But what is he doing now? Well, he is seated on the bottom of his case and placidly eating his supper by the light of a little lamp. A box of preserves is on his knee, biscuit is not wanting, and in a little cupboard I notice some full bottles, besides a rug and overcoat hooked up on the wall.

Evidently No. 11 is quite at home. He is there in his cell like a snail in his shell. His house goes with him; and he saves the thousand francs it would have cost him to journey from Tiflis to Pekin, second-class. I know he is committing a fraud, and that the law punishes such fraud. He can come out of his box when he likes and take a walk in the van, or even at night venture on the platform. No! I do not blame him, and when I think of his being sent to the pretty Roumanian, I would willingly take his place.

An idea occurs to me which may not perhaps be as good as it seems. That is to rap lightly on the box so as to enter into communication with my new companion, and learn who he is, and whence he comes, for I know whither he goes. An ardent curiosity devours me, I must gratify it. There are moments when a special correspondent is metamorphosed into a daughter of Eve.

But how will the poor fellow take it? Very well, I am sure. I will tell him that I am a Frenchman, and a Roumanian knows he can always trust a Frenchman. I will offer him my services. I will propose to soften the rigors of his imprisonment by my interviews, and to make up the scarcity of his meals by little odds and ends. He will have nothing to fear from my imprudences.

I rap the panel.

The light suddenly goes out.

The prisoner has suspended his respiration.

I must reassure him.

"Open!" I say to him gently in Russian.

"Open--"

I cannot finish the sentence; for the train gives a sudden jump and slackens speed.

But we cannot yet have reached Gheok Tepe?

There is a noise outside.

I rush out of the van and shut the door behind me.

It was time.

I have scarcely reached the platform before Popofs door opens, and without seeing me he hurries through the van on to the engine.

Almost immediately the train resumes its normal speed and Popof reappears a minute afterwards.

"What is the matter, Popof?"

"What is often the matter, Monsieur Bombarnac. We have smashed a dromedary."

"Poor brute!"

"Poor brute? He might have thrown us off the line!"

"Stupid brute, then!"

CHAPTER VIII.

Before the train reaches Gheok Tepe I am back in the car. Confound this dromedary! If he had not managed to get smashed so clumsily No. 11 would no longer be unknown to me. He would have opened his panel, we would have talked in a friendly way, and separated with a friendly shake of the hand.

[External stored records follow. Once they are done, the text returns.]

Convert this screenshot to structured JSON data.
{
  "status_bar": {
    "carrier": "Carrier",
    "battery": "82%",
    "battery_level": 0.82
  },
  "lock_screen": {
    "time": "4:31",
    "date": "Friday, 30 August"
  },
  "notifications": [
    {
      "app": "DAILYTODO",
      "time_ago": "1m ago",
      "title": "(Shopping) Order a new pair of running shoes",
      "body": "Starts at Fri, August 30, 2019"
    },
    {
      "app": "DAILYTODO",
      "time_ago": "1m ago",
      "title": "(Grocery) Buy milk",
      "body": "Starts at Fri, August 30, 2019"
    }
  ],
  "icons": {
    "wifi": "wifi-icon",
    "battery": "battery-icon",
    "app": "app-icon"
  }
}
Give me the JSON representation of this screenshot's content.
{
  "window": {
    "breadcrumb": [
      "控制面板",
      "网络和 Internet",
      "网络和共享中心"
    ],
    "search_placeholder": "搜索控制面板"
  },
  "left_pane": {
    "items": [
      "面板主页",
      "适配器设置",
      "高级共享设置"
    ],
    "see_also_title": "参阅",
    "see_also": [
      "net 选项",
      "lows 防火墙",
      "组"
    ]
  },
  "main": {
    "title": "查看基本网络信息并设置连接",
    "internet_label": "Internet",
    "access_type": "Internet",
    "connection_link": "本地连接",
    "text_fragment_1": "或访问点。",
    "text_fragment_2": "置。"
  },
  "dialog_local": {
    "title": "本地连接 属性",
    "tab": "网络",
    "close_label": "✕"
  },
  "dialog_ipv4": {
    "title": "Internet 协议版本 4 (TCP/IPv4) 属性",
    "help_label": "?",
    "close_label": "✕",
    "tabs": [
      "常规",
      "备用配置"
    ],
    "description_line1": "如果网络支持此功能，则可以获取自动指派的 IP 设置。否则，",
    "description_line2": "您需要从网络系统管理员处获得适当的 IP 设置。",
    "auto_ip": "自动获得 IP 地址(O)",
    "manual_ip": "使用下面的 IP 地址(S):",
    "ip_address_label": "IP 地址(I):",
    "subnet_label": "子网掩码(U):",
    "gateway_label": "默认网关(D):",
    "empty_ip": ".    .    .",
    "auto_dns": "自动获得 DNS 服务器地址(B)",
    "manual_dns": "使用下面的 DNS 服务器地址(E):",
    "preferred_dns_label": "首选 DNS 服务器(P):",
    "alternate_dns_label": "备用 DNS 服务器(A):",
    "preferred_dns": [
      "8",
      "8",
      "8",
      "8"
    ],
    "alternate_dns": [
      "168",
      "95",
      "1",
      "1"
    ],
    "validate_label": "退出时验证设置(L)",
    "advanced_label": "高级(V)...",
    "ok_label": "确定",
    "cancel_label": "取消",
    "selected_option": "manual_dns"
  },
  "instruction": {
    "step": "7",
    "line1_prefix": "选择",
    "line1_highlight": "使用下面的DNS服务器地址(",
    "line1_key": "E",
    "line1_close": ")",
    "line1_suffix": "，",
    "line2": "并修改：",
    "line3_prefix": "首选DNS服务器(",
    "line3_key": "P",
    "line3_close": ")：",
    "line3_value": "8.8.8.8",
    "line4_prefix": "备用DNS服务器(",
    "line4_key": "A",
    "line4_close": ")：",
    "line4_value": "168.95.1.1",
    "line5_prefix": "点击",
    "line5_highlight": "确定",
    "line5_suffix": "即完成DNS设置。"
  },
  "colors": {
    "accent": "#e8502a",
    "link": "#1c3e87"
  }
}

Now he will be full of anxiety, he knows his fraud is discovered, that there is some one who has reason to suspect his intentions, some one who may not hesitate to betray his secret. And then, after being taken out of his case, he will be put under guard at the next station, and it will be useless for Mademoiselle Zinca Klork to expect him in the capital of the Chinese Empire!

Yes! It would be better for me to relieve his anxiety this very night. That is impossible, for the train will soon stop at Gheok Tepe, and then at Askhabad which it will leave in the first hour of daylight. I can no longer trust to Popof's going to sleep.

I am absorbed in these reflections, when the locomotive stops in Gheok Tepe station at one o'clock in the morning. None of my companions have left their beds.

I get out on to the platform and prowl around the van. It would be too risky to try and get inside. I should have been glad to visit the town, but the darkness prevents me from seeing anything. According to what Major Noltitz says it still retains the traces of Skobeleffs terrible assault in 1880--dismantled walls, bastions in ruins. I must content myself with having seen all that with the major's eyes.

The train starts at two o'clock in the morning, after having been joined by a few passengers who Popof tells me are Turkomans.

Jules Verne
French Authors
All Pages of This Book